USDA has taken another look at the 2010 Upland cotton crop and deemed it just a little bit better than it was one month ago.
According to the newly released October 8 USDA Crop Production Report, U.S. Upland cotton production is forecast at 18.375 million bales, up 35,000 bales from the September 10 report.
At the state level, Texas led the way on the increases with the 2010 crop climbing 100,000 bales to 8.9 million.
Breaking down the Texas numbers shows that 90,000 more bales are expected to come from the High Plains and crop reporting district 1-S, although that number is slightly offset by a 10,000 bale reduction in district 1-N production.
The extra 80,000 net bales push the High Plains production forecast to 6.16 million bales for 2010. If realized, that figure would best the 2005 crop's High Plains production record of 5.627 million bales by almost half a million bales.
Changing district yield forecasts contributed to the differences in the estimated production on the High Plains. The 10,000 bale decline that brought the district 1-N estimate down to 1.67 million bales was created by a modest six pound decrease in the forecast yield.
On the positive side, yields in district 1-S were raised 15 pounds, to 759 pounds per acre, which increased estimated production in that district to 4.49 million bales.

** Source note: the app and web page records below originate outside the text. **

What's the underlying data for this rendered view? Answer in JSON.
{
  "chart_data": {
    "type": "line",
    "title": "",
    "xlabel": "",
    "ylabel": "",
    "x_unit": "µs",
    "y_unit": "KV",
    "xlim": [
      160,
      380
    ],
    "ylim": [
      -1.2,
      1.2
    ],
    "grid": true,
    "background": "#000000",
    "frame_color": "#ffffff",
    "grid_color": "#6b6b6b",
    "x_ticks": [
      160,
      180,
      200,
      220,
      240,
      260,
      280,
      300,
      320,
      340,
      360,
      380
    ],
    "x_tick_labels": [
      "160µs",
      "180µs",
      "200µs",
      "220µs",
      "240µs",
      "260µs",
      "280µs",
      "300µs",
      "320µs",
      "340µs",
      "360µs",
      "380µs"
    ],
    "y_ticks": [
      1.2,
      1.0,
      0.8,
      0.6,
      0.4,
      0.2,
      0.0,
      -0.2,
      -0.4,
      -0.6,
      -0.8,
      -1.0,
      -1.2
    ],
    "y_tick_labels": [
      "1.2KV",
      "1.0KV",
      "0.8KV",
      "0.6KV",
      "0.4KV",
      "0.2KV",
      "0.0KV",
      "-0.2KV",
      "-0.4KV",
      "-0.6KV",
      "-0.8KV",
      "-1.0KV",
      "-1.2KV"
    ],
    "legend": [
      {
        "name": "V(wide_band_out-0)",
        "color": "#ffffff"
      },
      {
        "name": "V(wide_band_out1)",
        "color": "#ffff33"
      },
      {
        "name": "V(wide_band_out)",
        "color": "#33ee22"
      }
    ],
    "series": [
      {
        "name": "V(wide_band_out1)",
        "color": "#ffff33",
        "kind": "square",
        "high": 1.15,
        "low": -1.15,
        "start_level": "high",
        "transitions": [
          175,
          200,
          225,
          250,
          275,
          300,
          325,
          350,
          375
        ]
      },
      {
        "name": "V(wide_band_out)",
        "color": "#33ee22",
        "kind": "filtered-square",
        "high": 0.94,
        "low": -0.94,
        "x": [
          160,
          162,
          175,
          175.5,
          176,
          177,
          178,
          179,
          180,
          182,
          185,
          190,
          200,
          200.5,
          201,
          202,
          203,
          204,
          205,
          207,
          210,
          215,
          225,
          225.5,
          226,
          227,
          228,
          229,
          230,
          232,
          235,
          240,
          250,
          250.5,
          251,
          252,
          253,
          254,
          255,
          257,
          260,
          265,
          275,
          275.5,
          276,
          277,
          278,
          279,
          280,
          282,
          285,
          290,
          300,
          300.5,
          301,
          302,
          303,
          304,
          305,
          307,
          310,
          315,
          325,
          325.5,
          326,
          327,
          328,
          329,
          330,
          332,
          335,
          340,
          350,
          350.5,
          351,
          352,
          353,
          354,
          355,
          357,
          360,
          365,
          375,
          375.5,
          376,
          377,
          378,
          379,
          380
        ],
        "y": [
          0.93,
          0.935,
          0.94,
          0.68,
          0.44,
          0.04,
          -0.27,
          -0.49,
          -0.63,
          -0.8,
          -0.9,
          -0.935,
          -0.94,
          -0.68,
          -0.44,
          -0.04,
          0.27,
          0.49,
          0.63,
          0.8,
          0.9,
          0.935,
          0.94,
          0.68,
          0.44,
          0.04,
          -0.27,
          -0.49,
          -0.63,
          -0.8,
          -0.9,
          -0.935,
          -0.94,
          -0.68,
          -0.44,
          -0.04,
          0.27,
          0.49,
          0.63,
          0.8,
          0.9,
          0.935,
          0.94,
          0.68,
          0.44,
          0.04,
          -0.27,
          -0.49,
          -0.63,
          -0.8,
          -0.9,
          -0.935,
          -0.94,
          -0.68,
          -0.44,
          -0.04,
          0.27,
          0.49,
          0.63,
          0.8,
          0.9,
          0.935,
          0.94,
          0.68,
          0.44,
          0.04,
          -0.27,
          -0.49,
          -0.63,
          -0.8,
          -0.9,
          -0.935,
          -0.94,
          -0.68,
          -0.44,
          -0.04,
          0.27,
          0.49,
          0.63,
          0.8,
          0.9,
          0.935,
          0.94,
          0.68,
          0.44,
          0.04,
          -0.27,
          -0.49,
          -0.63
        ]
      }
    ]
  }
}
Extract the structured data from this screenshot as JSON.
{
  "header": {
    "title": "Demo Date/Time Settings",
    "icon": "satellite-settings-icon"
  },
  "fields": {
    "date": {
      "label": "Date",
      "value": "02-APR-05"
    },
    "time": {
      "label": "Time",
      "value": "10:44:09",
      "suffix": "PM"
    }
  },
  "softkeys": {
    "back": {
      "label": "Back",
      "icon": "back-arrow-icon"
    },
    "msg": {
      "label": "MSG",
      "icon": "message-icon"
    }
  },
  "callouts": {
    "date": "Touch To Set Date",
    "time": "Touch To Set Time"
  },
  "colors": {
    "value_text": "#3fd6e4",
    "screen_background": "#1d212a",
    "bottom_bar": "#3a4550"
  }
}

As was noted last week the High Plains harvest is getting off to a very good start. Early returns, which have been heavily weighted to the dryland side so far, are looking good as reports from the field indicate strong yields coming from both dryland and irrigated cotton and everything getting solid quality readings.